Encouragingly, and despite the continued harassment of dissidents, I was told by Erasmo Calzadilla, a left-wing writer for the independent Havana Times website, that since Raul assumed office there had been a 'gradual disappearance of an atmosphere of fear mixed with the personality cult built around the 'Great Leader'. Less Nineteen Eighty-Four and more run-of-the-mill tin-pot police state, but not to be sniffed at all the same.
Cuba's young show little interest in the old slogans calling for 'socialism or death'
In a revealing interview which Che Guevara gave a French newspaper in 1963, he was clear that Cuba's commitment to the eastern bloc was "half the fruit of constraint and half the result of choice". Guevara and Raul Castro favoured the Soviet model quid quid accidit, whereas Fidel saw the Leninist one-party state (with its tentacles in every corner of Cuban society) as the surest way of shoring up his own tendency towards caudillismo. The United States, which was unwilling to tolerate even the most anaemic strand of Latin American leftism in the 50s and 60s, acted in such a way that an early rupture with the Castro government was inevitable.
But since Fidel nationalised the Cuban economy in the early years, politics on the island has been largely reactive, and has zig-zagged between repression and tentative openings. Events have dictated each sharp turn like a rudder steering a ship. Thus Cuba opened up a little to see off the 'special period' of hardship in the 1990s, only to clamp down violently on dissent in 2003 when the worst of the economic crisis had passed (during the 'Black Spring' of that year 75 journalists and human rights activists were rounded up and sentenced to lengthy prison terms).
Since Raul assumed office, another liberalisation has taken place. But with the ongoing economic meltdown in Venezuela, which provides Cuba with millions of barrels of heavily discounted oil, the country is facing yet another period of severe austerity.
In his 2011 novel Tulum, the American writer David Seth Michaels remarks that if you turn on the television set in Cuba and see Fidel answering questions – rather than advertisements for McDonald's and Pepsi – you know the revolution is still in place. Va bien.
But Fidel in Cuba today is more like a shadow - a shadow which gets gradually fainter every year. A wizened old man may occasionally appear in photographs in the state newspaper, jabbing a mottled hand at foreign dignitaries, but the big combative solipsist who used to bestride the lectern in olive-green fatigues and harangue the Cuban people for one last sacrifice is gone; the only place he exists today is in the grainy archive footage played on state television in the interludes between loud and vacuous American movies.
Cuba's young show little interest in the old slogans calling for 'socialism or death'; they want whatever system puts enough money in their pockets for a new pair of jeans and a night out listening to reggaeton.
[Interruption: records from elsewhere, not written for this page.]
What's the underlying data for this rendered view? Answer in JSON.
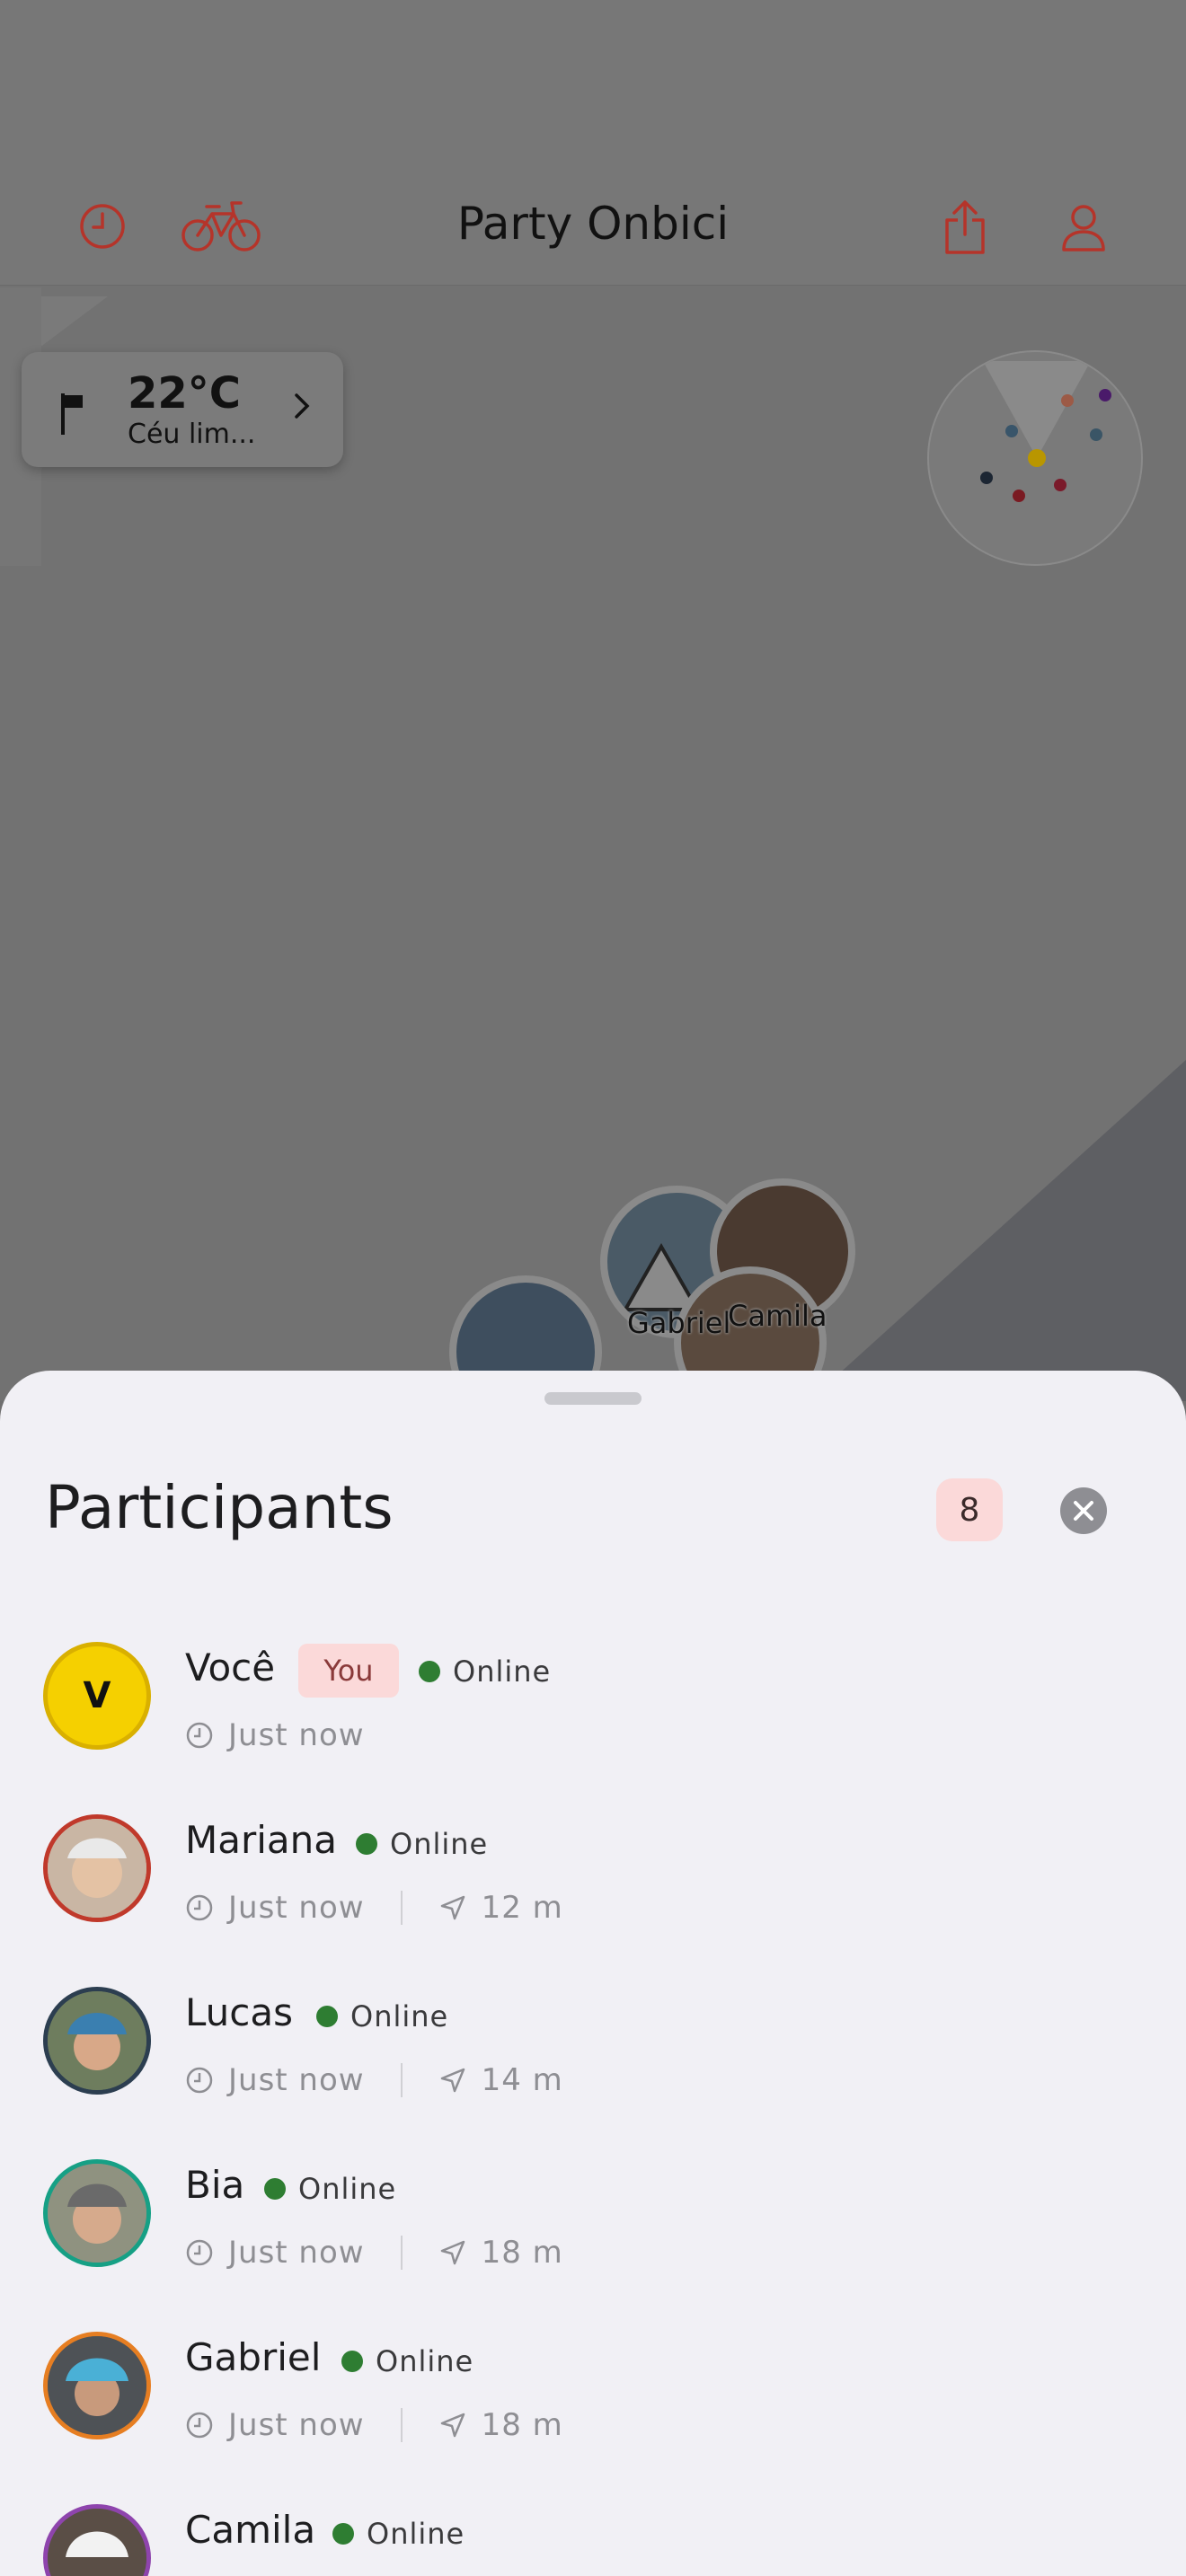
{
  "header": {
    "title": "Party Onbici",
    "accent_color": "#c0392b"
  },
  "weather": {
    "temperature": "22°C",
    "description": "Céu lim..."
  },
  "map": {
    "pins": [
      {
        "label": "Gabriel"
      },
      {
        "label": "Camila"
      }
    ]
  },
  "sheet": {
    "title": "Participants",
    "count": "8"
  },
  "participants": [
    {
      "name": "Você",
      "initial": "V",
      "badge": "You",
      "status": "Online",
      "time": "Just now",
      "distance": "",
      "ring": "#d9b000"
    },
    {
      "name": "Mariana",
      "initial": "",
      "status": "Online",
      "time": "Just now",
      "distance": "12 m",
      "ring": "#c0392b"
    },
    {
      "name": "Lucas",
      "initial": "",
      "status": "Online",
      "time": "Just now",
      "distance": "14 m",
      "ring": "#2c3e50"
    },
    {
      "name": "Bia",
      "initial": "",
      "status": "Online",
      "time": "Just now",
      "distance": "18 m",
      "ring": "#16a085"
    },
    {
      "name": "Gabriel",
      "initial": "",
      "status": "Online",
      "time": "Just now",
      "distance": "18 m",
      "ring": "#e67e22"
    },
    {
      "name": "Camila",
      "initial": "",
      "status": "Online",
      "time": "",
      "distance": "",
      "ring": "#8e44ad"
    }
  ]
}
The old question, then, remains about the most pertinent one as Fidel hangs on for another year: with another economic crisis imminent, can the revolution survive the evanescence of a man who, until a decade ago, involved himself in nearly every aspect of Cuban life?
James Bloodworth is former editor of Left Foot Forward, one of the UK's top political blogs, and the author of The Myth of Meritocracy.